Furthermore, it is heavily reliant on the truthfulness and objectiveness of those participating in the court watching and interviews. There was anonymity to the reviews, but sometimes that can work against the research. As anyone that has been on the internet knows, anonymity can give people a protective guard that leads to a capacity to reach the wrong conclusions, and depending on what they know of the research, involuntarily and inadvertently bend the results to reflect what the ethnographer is trying to study. While it may appear to Ms. Van Cleve that these circumstances are overwhelmingly present in today’s justice system, the limitation of fieldwork is that while it may appear rampant, Cook County is only a small microcosm of our justice system. She has devoted years and this is a product of her life’s work and sometimes being too close or too involved with the study lends itself to the inability to have a non-biased or unprejudiced opinion. Perspective is everything.

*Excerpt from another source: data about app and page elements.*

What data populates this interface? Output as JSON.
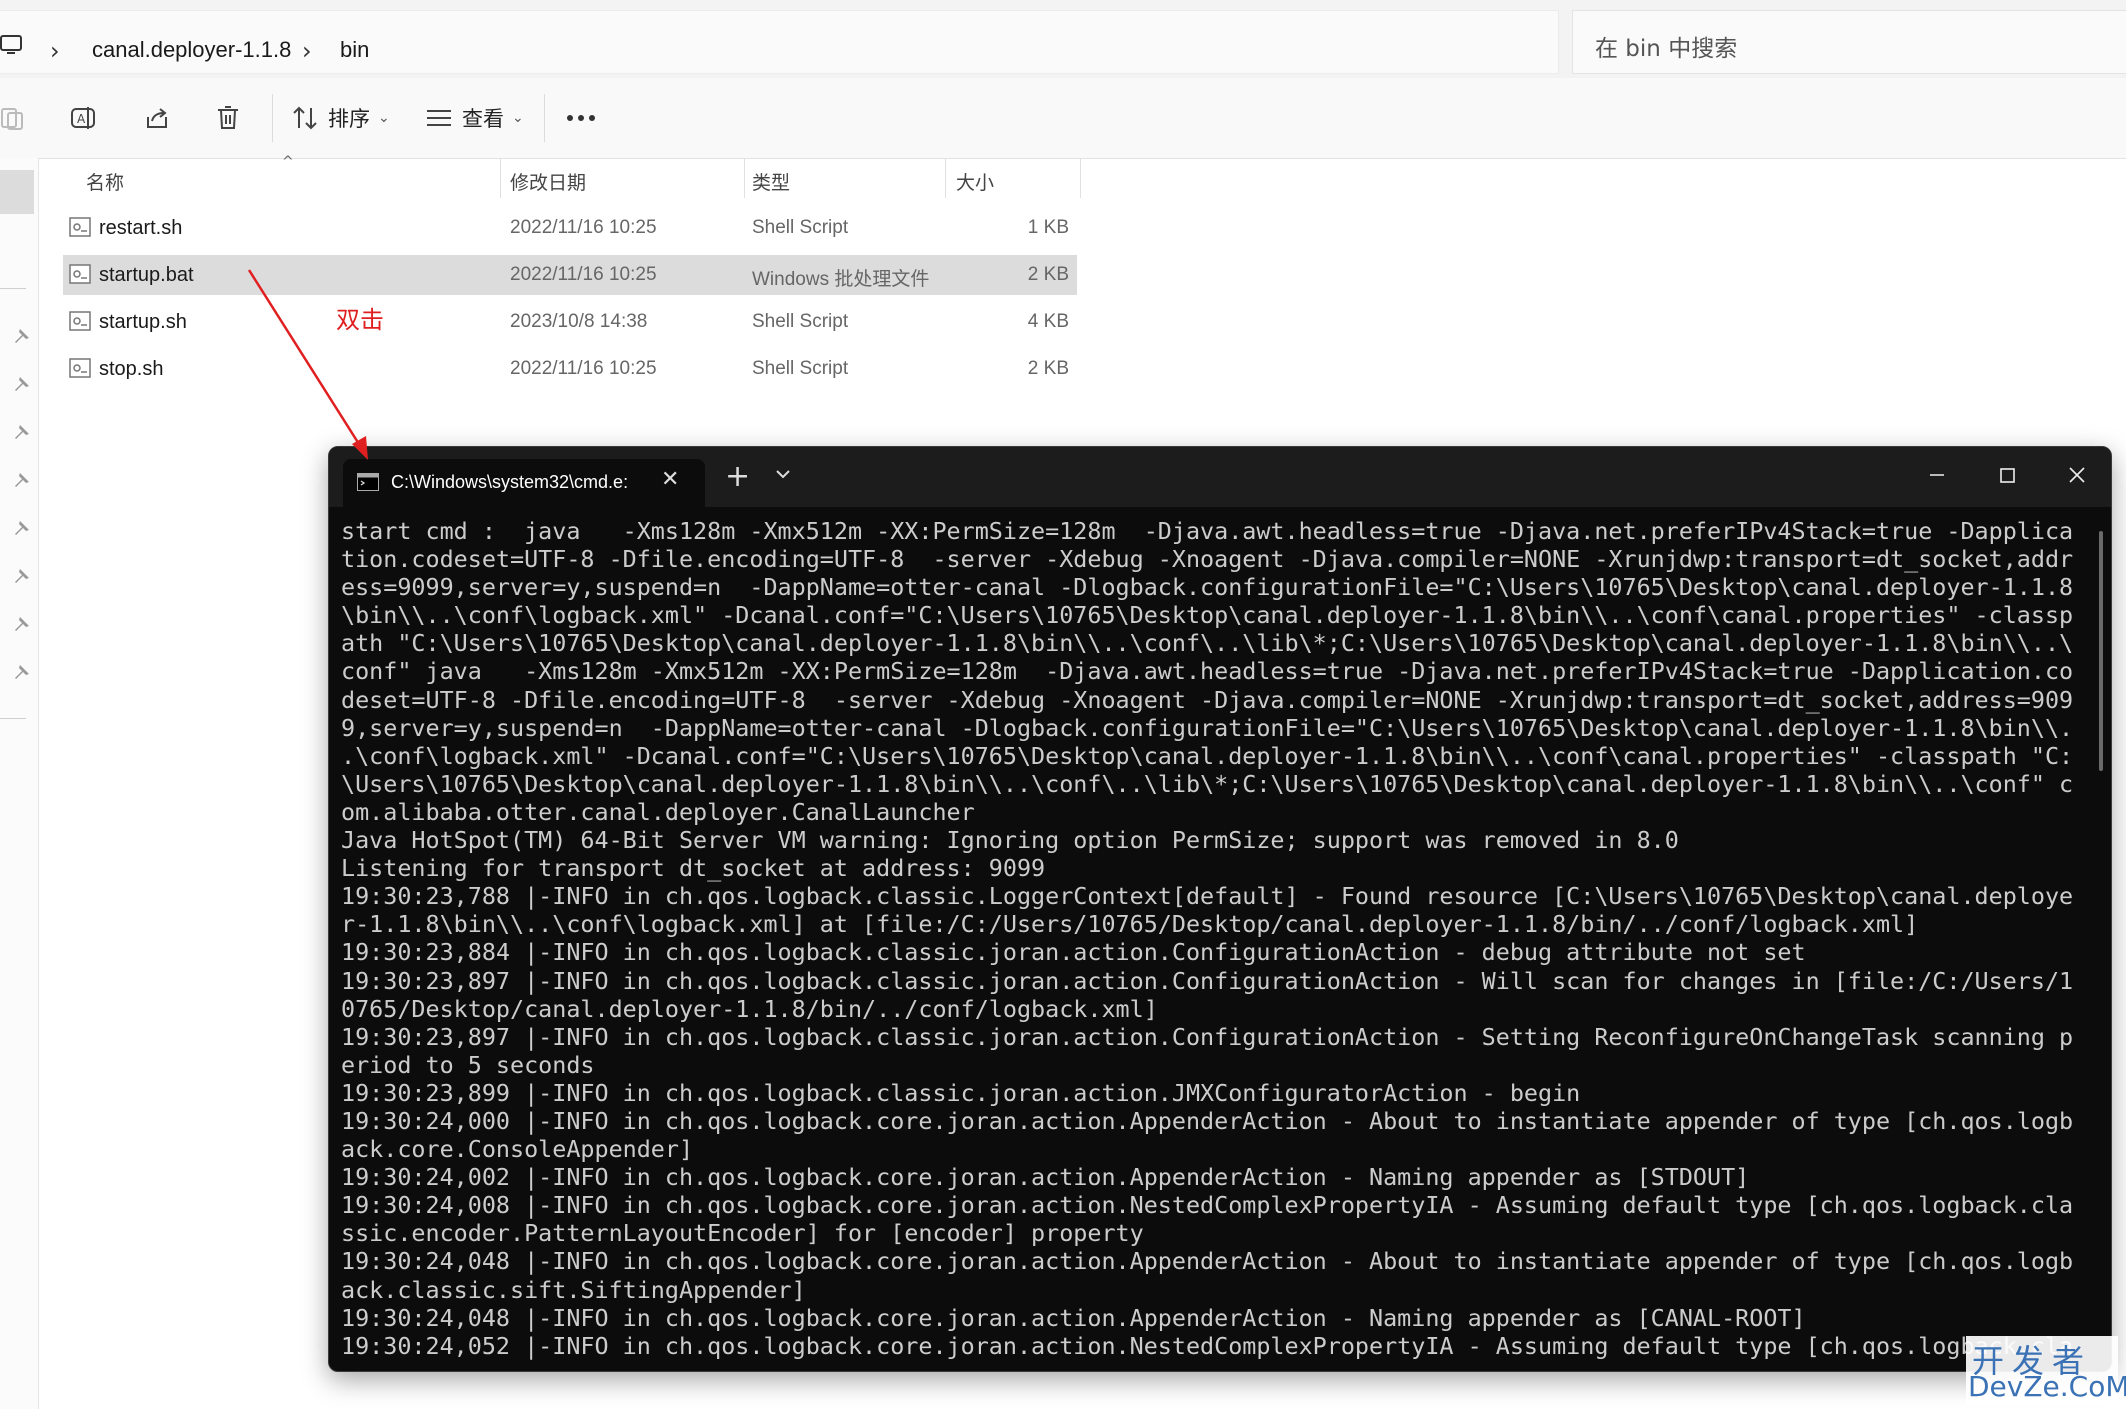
{
  "address_bar": {
    "crumbs": [
      "canal.deployer-1.1.8",
      "bin"
    ],
    "search_placeholder": "在 bin 中搜索"
  },
  "toolbar": {
    "sort_label": "排序",
    "view_label": "查看"
  },
  "columns": {
    "name": "名称",
    "modified": "修改日期",
    "type": "类型",
    "size": "大小"
  },
  "files": [
    {
      "name": "restart.sh",
      "modified": "2022/11/16 10:25",
      "type": "Shell Script",
      "size": "1 KB"
    },
    {
      "name": "startup.bat",
      "modified": "2022/11/16 10:25",
      "type": "Windows 批处理文件",
      "size": "2 KB"
    },
    {
      "name": "startup.sh",
      "modified": "2023/10/8 14:38",
      "type": "Shell Script",
      "size": "4 KB"
    },
    {
      "name": "stop.sh",
      "modified": "2022/11/16 10:25",
      "type": "Shell Script",
      "size": "2 KB"
    }
  ],
  "annotation": {
    "text": "双击",
    "color": "#e02020"
  },
  "terminal": {
    "tab_title": "C:\\Windows\\system32\\cmd.e:",
    "output": "start cmd :  java   -Xms128m -Xmx512m -XX:PermSize=128m  -Djava.awt.headless=true -Djava.net.preferIPv4Stack=true -Dapplica\ntion.codeset=UTF-8 -Dfile.encoding=UTF-8  -server -Xdebug -Xnoagent -Djava.compiler=NONE -Xrunjdwp:transport=dt_socket,addr\ness=9099,server=y,suspend=n  -DappName=otter-canal -Dlogback.configurationFile=\"C:\\Users\\10765\\Desktop\\canal.deployer-1.1.8\n\\bin\\\\..\\conf\\logback.xml\" -Dcanal.conf=\"C:\\Users\\10765\\Desktop\\canal.deployer-1.1.8\\bin\\\\..\\conf\\canal.properties\" -classp\nath \"C:\\Users\\10765\\Desktop\\canal.deployer-1.1.8\\bin\\\\..\\conf\\..\\lib\\*;C:\\Users\\10765\\Desktop\\canal.deployer-1.1.8\\bin\\\\..\\\nconf\" java   -Xms128m -Xmx512m -XX:PermSize=128m  -Djava.awt.headless=true -Djava.net.preferIPv4Stack=true -Dapplication.co\ndeset=UTF-8 -Dfile.encoding=UTF-8  -server -Xdebug -Xnoagent -Djava.compiler=NONE -Xrunjdwp:transport=dt_socket,address=909\n9,server=y,suspend=n  -DappName=otter-canal -Dlogback.configurationFile=\"C:\\Users\\10765\\Desktop\\canal.deployer-1.1.8\\bin\\\\.\n.\\conf\\logback.xml\" -Dcanal.conf=\"C:\\Users\\10765\\Desktop\\canal.deployer-1.1.8\\bin\\\\..\\conf\\canal.properties\" -classpath \"C:\n\\Users\\10765\\Desktop\\canal.deployer-1.1.8\\bin\\\\..\\conf\\..\\lib\\*;C:\\Users\\10765\\Desktop\\canal.deployer-1.1.8\\bin\\\\..\\conf\" c\nom.alibaba.otter.canal.deployer.CanalLauncher\nJava HotSpot(TM) 64-Bit Server VM warning: Ignoring option PermSize; support was removed in 8.0\nListening for transport dt_socket at address: 9099\n19:30:23,788 |-INFO in ch.qos.logback.classic.LoggerContext[default] - Found resource [C:\\Users\\10765\\Desktop\\canal.deploye\nr-1.1.8\\bin\\\\..\\conf\\logback.xml] at [file:/C:/Users/10765/Desktop/canal.deployer-1.1.8/bin/../conf/logback.xml]\n19:30:23,884 |-INFO in ch.qos.logback.classic.joran.action.ConfigurationAction - debug attribute not set\n19:30:23,897 |-INFO in ch.qos.logback.classic.joran.action.ConfigurationAction - Will scan for changes in [file:/C:/Users/1\n0765/Desktop/canal.deployer-1.1.8/bin/../conf/logback.xml]\n19:30:23,897 |-INFO in ch.qos.logback.classic.joran.action.ConfigurationAction - Setting ReconfigureOnChangeTask scanning p\neriod to 5 seconds\n19:30:23,899 |-INFO in ch.qos.logback.classic.joran.action.JMXConfiguratorAction - begin\n19:30:24,000 |-INFO in ch.qos.logback.core.joran.action.AppenderAction - About to instantiate appender of type [ch.qos.logb\nack.core.ConsoleAppender]\n19:30:24,002 |-INFO in ch.qos.logback.core.joran.action.AppenderAction - Naming appender as [STDOUT]\n19:30:24,008 |-INFO in ch.qos.logback.core.joran.action.NestedComplexPropertyIA - Assuming default type [ch.qos.logback.cla\nssic.encoder.PatternLayoutEncoder] for [encoder] property\n19:30:24,048 |-INFO in ch.qos.logback.core.joran.action.AppenderAction - About to instantiate appender of type [ch.qos.logb\nack.classic.sift.SiftingAppender]\n19:30:24,048 |-INFO in ch.qos.logback.core.joran.action.AppenderAction - Naming appender as [CANAL-ROOT]\n19:30:24,052 |-INFO in ch.qos.logback.core.joran.action.NestedComplexPropertyIA - Assuming default type [ch.qos.logback.cla"
  },
  "watermark": {
    "line1": "开发者",
    "line2": "DevZe.CoM"
  }
}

In conclusion, recent research and news headlines have awakened many of us to the existence of police brutality, mass incarceration and the injustice of our democracy. Spotlights on underprivileged communities where poor and predominately black people live lives that we cannot imagine, let alone fathom, exist in a country that is staunchly heralded as a fair, impartial and colorblind nation. It is not only our job as citizens of this nation, but our duty to root out injustice where it lives and not stay silent in the face of racism and inequality. What is it about our society that allows these injustices to continue even with all the knowledge we are given? Further sociological study on the tendencies of acceptance of the social rules, roles and norms even in obvious evidence to the unfairness of it. The bystander effect, a term coined by social psychologists may explain some of this along with the fact that we suffer as a society from pluralistic ignorance we often look to others to determine how we should act, and we fail to inquire if no one else is questioning the status quo.